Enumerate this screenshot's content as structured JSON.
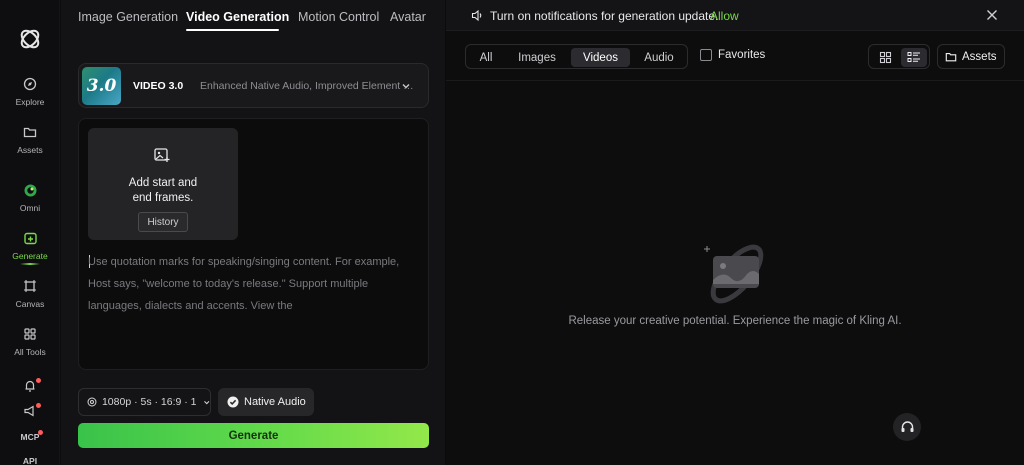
{
  "rail": {
    "items": [
      {
        "label": "Explore",
        "icon": "compass-icon"
      },
      {
        "label": "Assets",
        "icon": "folder-icon"
      },
      {
        "label": "Omni",
        "icon": "omni-icon"
      },
      {
        "label": "Generate",
        "icon": "generate-icon",
        "active": true
      },
      {
        "label": "Canvas",
        "icon": "canvas-icon"
      },
      {
        "label": "All Tools",
        "icon": "grid-icon"
      },
      {
        "label": "",
        "icon": "bell-icon"
      },
      {
        "label": "",
        "icon": "megaphone-icon"
      },
      {
        "label": "MCP",
        "icon": "mcp-icon"
      },
      {
        "label": "API",
        "icon": "api-icon"
      }
    ]
  },
  "tabs": [
    {
      "label": "Image Generation"
    },
    {
      "label": "Video Generation",
      "active": true
    },
    {
      "label": "Motion Control"
    },
    {
      "label": "Avatar"
    }
  ],
  "model": {
    "badge": "3.0",
    "name": "VIDEO 3.0",
    "description": "Enhanced Native Audio, Improved Element Con..."
  },
  "frames": {
    "line1": "Add start and",
    "line2": "end frames.",
    "history_label": "History"
  },
  "prompt": {
    "placeholder": "Use quotation marks for speaking/singing content. For example, Host says, \"welcome to today's release.\" Support multiple languages, dialects and accents. View the"
  },
  "settings": {
    "summary": "1080p · 5s · 16:9 · 1",
    "native_audio_label": "Native Audio"
  },
  "generate_label": "Generate",
  "notification": {
    "text": "Turn on notifications for generation update.",
    "allow_label": "Allow"
  },
  "filters": {
    "items": [
      "All",
      "Images",
      "Videos",
      "Audio"
    ],
    "active": "Videos",
    "favorites_label": "Favorites",
    "assets_label": "Assets"
  },
  "empty_state": {
    "message": "Release your creative potential. Experience the magic of Kling AI."
  },
  "colors": {
    "accent": "#7bd94a",
    "generate_gradient_start": "#39c24a",
    "generate_gradient_end": "#93e84a",
    "background": "#0b0b0c"
  }
}
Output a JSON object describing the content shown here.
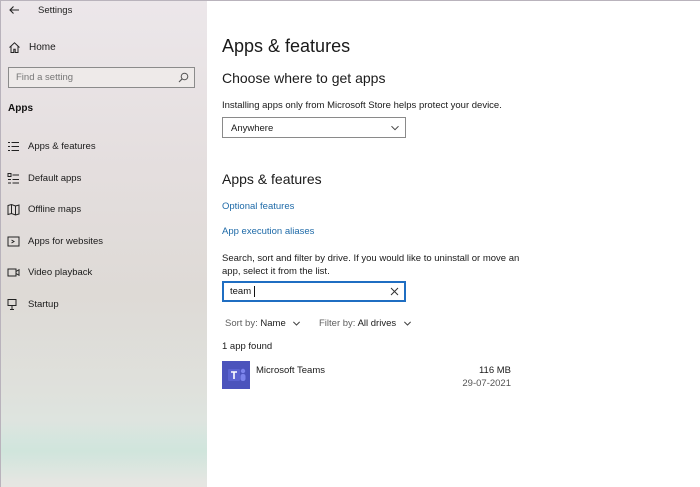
{
  "window": {
    "title": "Settings"
  },
  "sidebar": {
    "home_label": "Home",
    "search_placeholder": "Find a setting",
    "section": "Apps",
    "items": [
      {
        "label": "Apps & features",
        "icon": "list-icon"
      },
      {
        "label": "Default apps",
        "icon": "default-apps-icon"
      },
      {
        "label": "Offline maps",
        "icon": "map-icon"
      },
      {
        "label": "Apps for websites",
        "icon": "website-icon"
      },
      {
        "label": "Video playback",
        "icon": "video-icon"
      },
      {
        "label": "Startup",
        "icon": "startup-icon"
      }
    ]
  },
  "main": {
    "title": "Apps & features",
    "choose_heading": "Choose where to get apps",
    "choose_desc": "Installing apps only from Microsoft Store helps protect your device.",
    "source_dropdown": {
      "value": "Anywhere"
    },
    "features_heading": "Apps & features",
    "link_optional": "Optional features",
    "link_aliases": "App execution aliases",
    "search_desc_line1": "Search, sort and filter by drive. If you would like to uninstall or move an",
    "search_desc_line2": "app, select it from the list.",
    "search_value": "team",
    "sort_label": "Sort by:",
    "sort_value": "Name",
    "filter_label": "Filter by:",
    "filter_value": "All drives",
    "result_count": "1 app found",
    "apps": [
      {
        "name": "Microsoft Teams",
        "size": "116 MB",
        "date": "29-07-2021",
        "icon": "teams-icon"
      }
    ]
  },
  "colors": {
    "accent": "#1f6ec2",
    "link": "#1e6aa8",
    "teams": "#4b53bc"
  }
}
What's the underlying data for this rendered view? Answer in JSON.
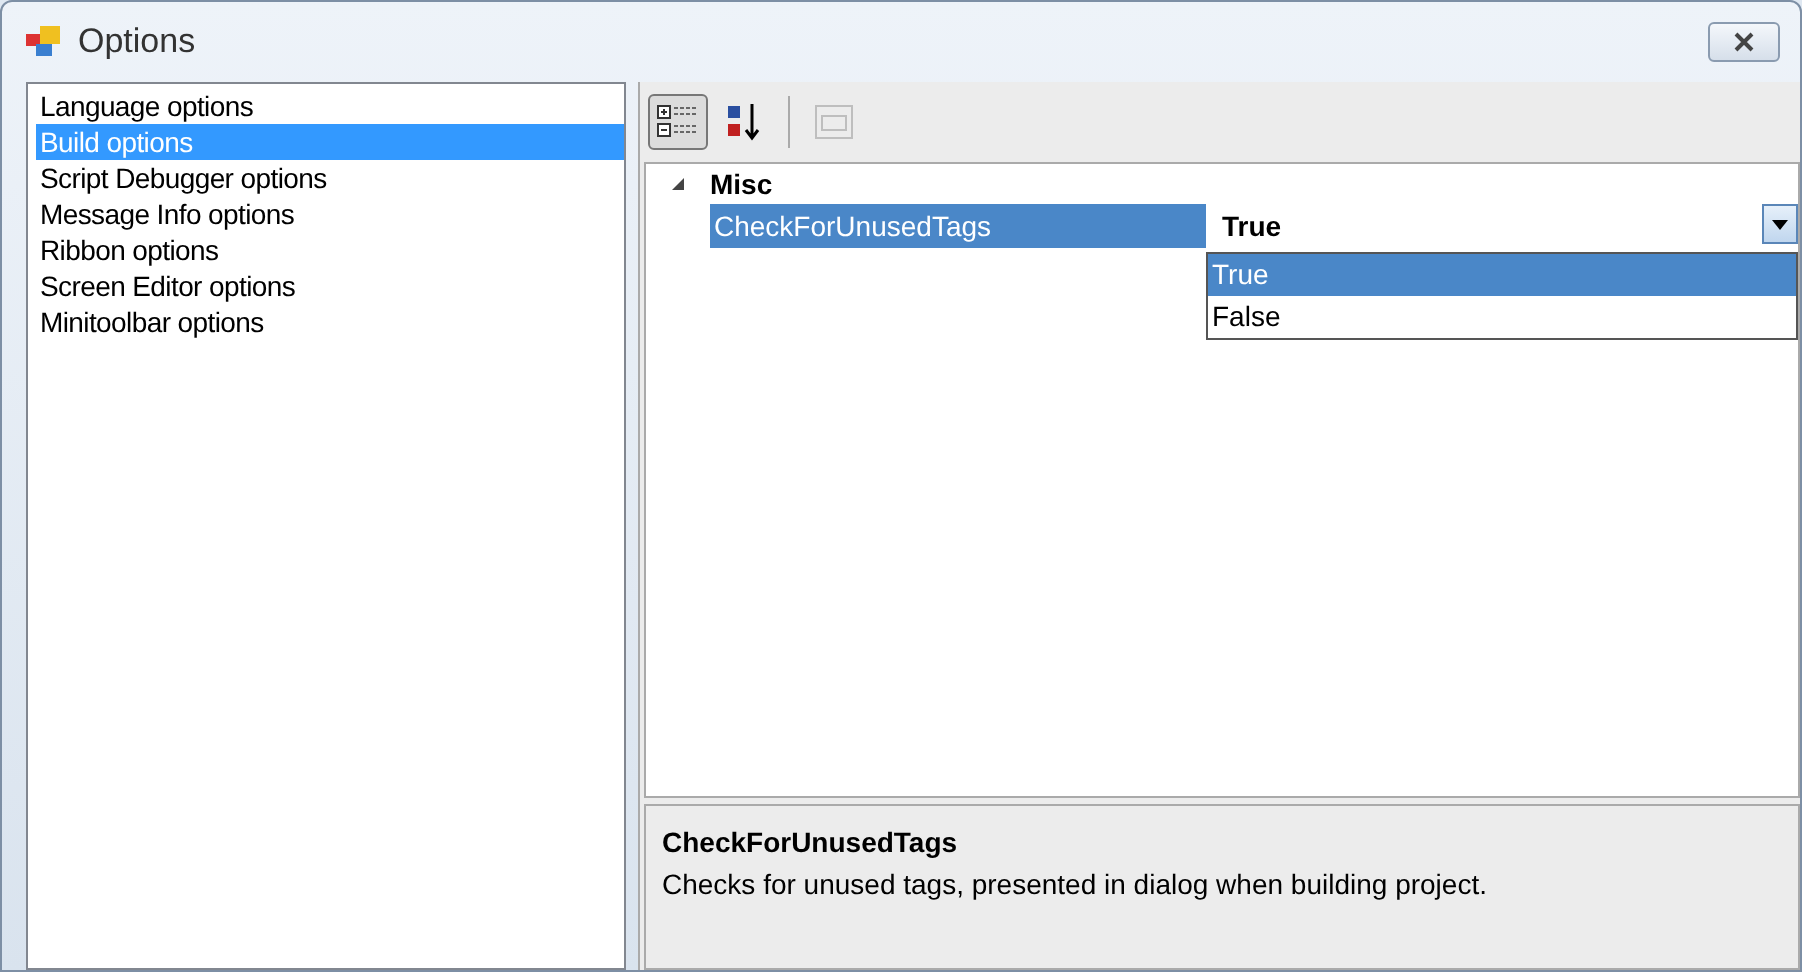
{
  "window": {
    "title": "Options"
  },
  "sidebar": {
    "items": [
      {
        "label": "Language options",
        "selected": false
      },
      {
        "label": "Build options",
        "selected": true
      },
      {
        "label": "Script Debugger options",
        "selected": false
      },
      {
        "label": "Message Info options",
        "selected": false
      },
      {
        "label": "Ribbon options",
        "selected": false
      },
      {
        "label": "Screen Editor options",
        "selected": false
      },
      {
        "label": "Minitoolbar options",
        "selected": false
      }
    ]
  },
  "toolbar": [
    {
      "kind": "categorized",
      "selected": true,
      "disabled": false
    },
    {
      "kind": "alphabetical",
      "selected": false,
      "disabled": false
    },
    {
      "kind": "separator"
    },
    {
      "kind": "property-pages",
      "selected": false,
      "disabled": true
    }
  ],
  "property_grid": {
    "categories": [
      {
        "name": "Misc",
        "expanded": true,
        "properties": [
          {
            "name": "CheckForUnusedTags",
            "value": "True",
            "selected": true,
            "dropdown": {
              "open": true,
              "options": [
                {
                  "label": "True",
                  "selected": true
                },
                {
                  "label": "False",
                  "selected": false
                }
              ]
            }
          }
        ]
      }
    ]
  },
  "description": {
    "title": "CheckForUnusedTags",
    "text": "Checks for unused tags, presented in dialog when building project."
  }
}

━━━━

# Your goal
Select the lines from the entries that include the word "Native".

# Result of this exercise
    "description": "Enhanced Native Audio, Improved Element Con..."
    "native_audio_label": "Native Audio"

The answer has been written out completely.